What is being asked:
Although the entries contain pictures, your copy should hold only their exact text.

Interface dataset entries
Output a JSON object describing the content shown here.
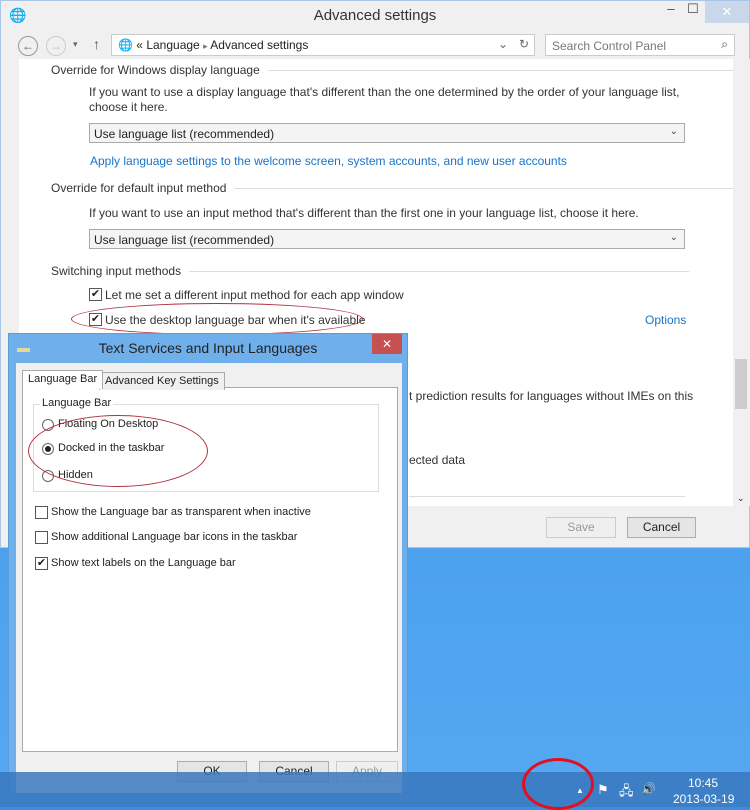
{
  "window": {
    "title": "Advanced settings",
    "minimize": "–",
    "maximize": "☐",
    "close": "✕"
  },
  "nav": {
    "back": "←",
    "forward": "→",
    "recent": "▾",
    "up": "↑",
    "breadcrumb": [
      "«",
      "Language",
      "▸",
      "Advanced settings"
    ],
    "refresh": "↻",
    "dropdown": "⌄",
    "search_placeholder": "Search Control Panel",
    "search_icon": "⌕"
  },
  "content": {
    "s1_heading": "Override for Windows display language",
    "s1_text": "If you want to use a display language that's different than the one determined by the order of your language list, choose it here.",
    "s1_select": "Use language list (recommended)",
    "s1_link": "Apply language settings to the welcome screen, system accounts, and new user accounts",
    "s2_heading": "Override for default input method",
    "s2_text": "If you want to use an input method that's different than the first one in your language list, choose it here.",
    "s2_select": "Use language list (recommended)",
    "s3_heading": "Switching input methods",
    "cb1": {
      "label": "Let me set a different input method for each app window",
      "checked": true
    },
    "cb2": {
      "label": "Use the desktop language bar when it's available",
      "checked": true
    },
    "options_link": "Options",
    "partial1": "t prediction results for languages without IMEs on this",
    "partial2": "ected data"
  },
  "footer": {
    "save": "Save",
    "cancel": "Cancel"
  },
  "dialog": {
    "title": "Text Services and Input Languages",
    "close": "✕",
    "tabs": [
      "Language Bar",
      "Advanced Key Settings"
    ],
    "group": "Language Bar",
    "radios": [
      {
        "label": "Floating On Desktop",
        "selected": false
      },
      {
        "label": "Docked in the taskbar",
        "selected": true
      },
      {
        "label": "Hidden",
        "selected": false
      }
    ],
    "checks": [
      {
        "label": "Show the Language bar as transparent when inactive",
        "checked": false
      },
      {
        "label": "Show additional Language bar icons in the taskbar",
        "checked": false
      },
      {
        "label": "Show text labels on the Language bar",
        "checked": true
      }
    ],
    "ok": "OK",
    "cancel": "Cancel",
    "apply": "Apply"
  },
  "taskbar": {
    "show_hidden": "▲",
    "flag": "⚑",
    "network": "🖧",
    "volume": "🔊",
    "time": "10:45",
    "date": "2013-03-19"
  },
  "check_mark": "✔"
}
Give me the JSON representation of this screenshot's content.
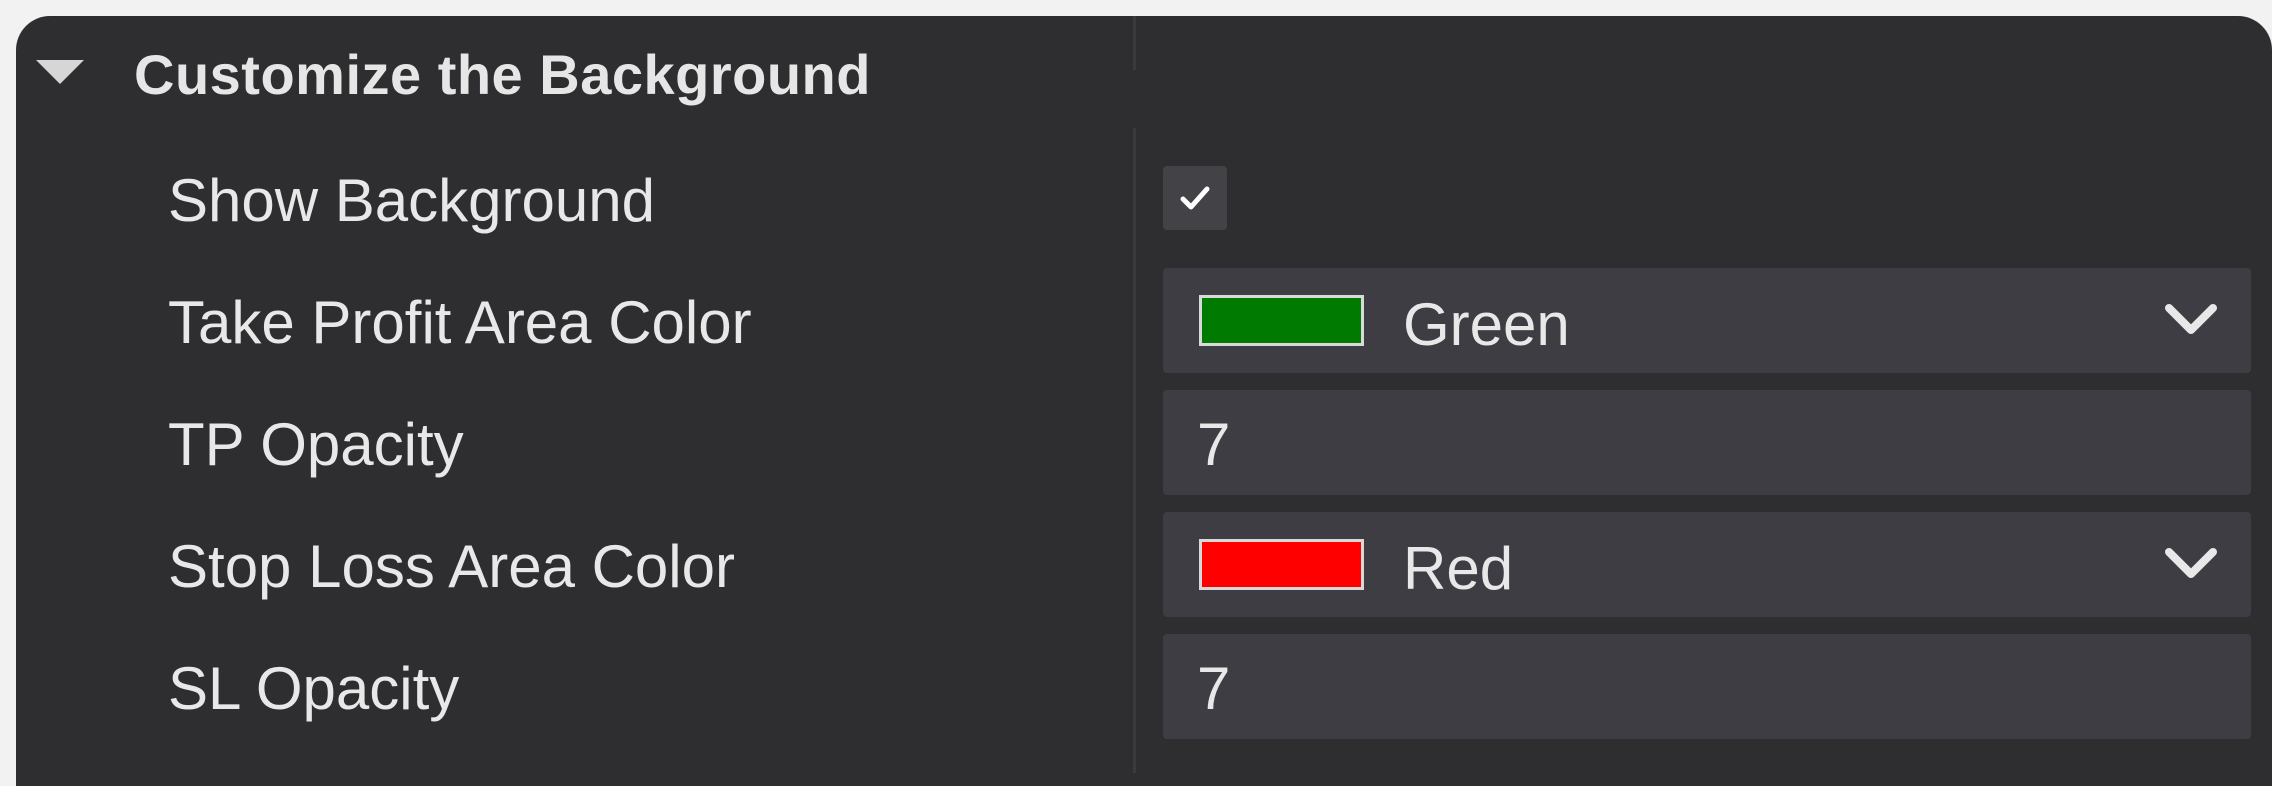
{
  "section": {
    "title": "Customize the Background"
  },
  "rows": {
    "show_background": {
      "label": "Show Background",
      "checked": true
    },
    "tp_color": {
      "label": "Take Profit Area Color",
      "value": "Green",
      "swatch": "#007a00"
    },
    "tp_opacity": {
      "label": "TP Opacity",
      "value": "7"
    },
    "sl_color": {
      "label": "Stop Loss Area Color",
      "value": "Red",
      "swatch": "#ff0000"
    },
    "sl_opacity": {
      "label": "SL Opacity",
      "value": "7"
    }
  },
  "icons": {
    "collapse": "triangle-down-icon",
    "check": "check-icon",
    "dropdown": "chevron-down-icon"
  },
  "colors": {
    "panel_bg": "#2e2e31",
    "field_bg": "#3d3d43",
    "text": "#e8e8e8"
  }
}
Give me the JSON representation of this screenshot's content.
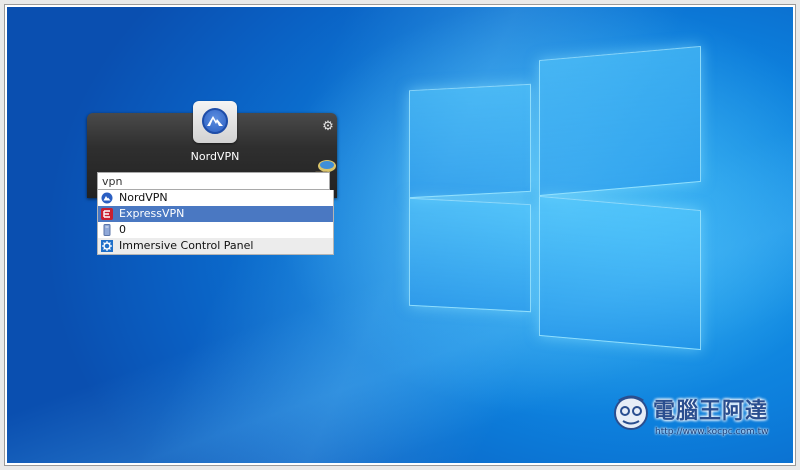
{
  "launcher": {
    "app_name": "NordVPN",
    "query": "vpn",
    "results": [
      {
        "label": "NordVPN",
        "icon": "nordvpn-icon",
        "selected": false
      },
      {
        "label": "ExpressVPN",
        "icon": "expressvpn-icon",
        "selected": true
      },
      {
        "label": "0",
        "icon": "file-icon",
        "selected": false
      },
      {
        "label": "Immersive Control Panel",
        "icon": "settings-icon",
        "selected": false
      }
    ]
  },
  "watermark": {
    "title": "電腦王阿達",
    "url": "http://www.kocpc.com.tw"
  },
  "colors": {
    "desktop_blue": "#0d7fdc",
    "selection": "#4a78c2",
    "launcher_dark": "#2f2f2f"
  }
}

Result for this task:
Output a JSON object describing the content shown here.
{
  "window": {
    "title": "Advanced settings",
    "minimize": "–",
    "maximize": "☐",
    "close": "✕"
  },
  "nav": {
    "back": "←",
    "forward": "→",
    "recent": "▾",
    "up": "↑",
    "breadcrumb": [
      "«",
      "Language",
      "▸",
      "Advanced settings"
    ],
    "refresh": "↻",
    "dropdown": "⌄",
    "search_placeholder": "Search Control Panel",
    "search_icon": "⌕"
  },
  "content": {
    "s1_heading": "Override for Windows display language",
    "s1_text": "If you want to use a display language that's different than the one determined by the order of your language list, choose it here.",
    "s1_select": "Use language list (recommended)",
    "s1_link": "Apply language settings to the welcome screen, system accounts, and new user accounts",
    "s2_heading": "Override for default input method",
    "s2_text": "If you want to use an input method that's different than the first one in your language list, choose it here.",
    "s2_select": "Use language list (recommended)",
    "s3_heading": "Switching input methods",
    "cb1": {
      "label": "Let me set a different input method for each app window",
      "checked": true
    },
    "cb2": {
      "label": "Use the desktop language bar when it's available",
      "checked": true
    },
    "options_link": "Options",
    "partial1": "t prediction results for languages without IMEs on this",
    "partial2": "ected data"
  },
  "footer": {
    "save": "Save",
    "cancel": "Cancel"
  },
  "dialog": {
    "title": "Text Services and Input Languages",
    "close": "✕",
    "tabs": [
      "Language Bar",
      "Advanced Key Settings"
    ],
    "group": "Language Bar",
    "radios": [
      {
        "label": "Floating On Desktop",
        "selected": false
      },
      {
        "label": "Docked in the taskbar",
        "selected": true
      },
      {
        "label": "Hidden",
        "selected": false
      }
    ],
    "checks": [
      {
        "label": "Show the Language bar as transparent when inactive",
        "checked": false
      },
      {
        "label": "Show additional Language bar icons in the taskbar",
        "checked": false
      },
      {
        "label": "Show text labels on the Language bar",
        "checked": true
      }
    ],
    "ok": "OK",
    "cancel": "Cancel",
    "apply": "Apply"
  },
  "taskbar": {
    "show_hidden": "▲",
    "flag": "⚑",
    "network": "🖧",
    "volume": "🔊",
    "time": "10:45",
    "date": "2013-03-19"
  },
  "check_mark": "✔"
}
Give me the JSON representation of this screenshot's content.
{
  "section": {
    "title": "Customize the Background"
  },
  "rows": {
    "show_background": {
      "label": "Show Background",
      "checked": true
    },
    "tp_color": {
      "label": "Take Profit Area Color",
      "value": "Green",
      "swatch": "#007a00"
    },
    "tp_opacity": {
      "label": "TP Opacity",
      "value": "7"
    },
    "sl_color": {
      "label": "Stop Loss Area Color",
      "value": "Red",
      "swatch": "#ff0000"
    },
    "sl_opacity": {
      "label": "SL Opacity",
      "value": "7"
    }
  },
  "icons": {
    "collapse": "triangle-down-icon",
    "check": "check-icon",
    "dropdown": "chevron-down-icon"
  },
  "colors": {
    "panel_bg": "#2e2e31",
    "field_bg": "#3d3d43",
    "text": "#e8e8e8"
  }
}
Give me the JSON representation of this screenshot's content.
{
  "launcher": {
    "app_name": "NordVPN",
    "query": "vpn",
    "results": [
      {
        "label": "NordVPN",
        "icon": "nordvpn-icon",
        "selected": false
      },
      {
        "label": "ExpressVPN",
        "icon": "expressvpn-icon",
        "selected": true
      },
      {
        "label": "0",
        "icon": "file-icon",
        "selected": false
      },
      {
        "label": "Immersive Control Panel",
        "icon": "settings-icon",
        "selected": false
      }
    ]
  },
  "watermark": {
    "title": "電腦王阿達",
    "url": "http://www.kocpc.com.tw"
  },
  "colors": {
    "desktop_blue": "#0d7fdc",
    "selection": "#4a78c2",
    "launcher_dark": "#2f2f2f"
  }
}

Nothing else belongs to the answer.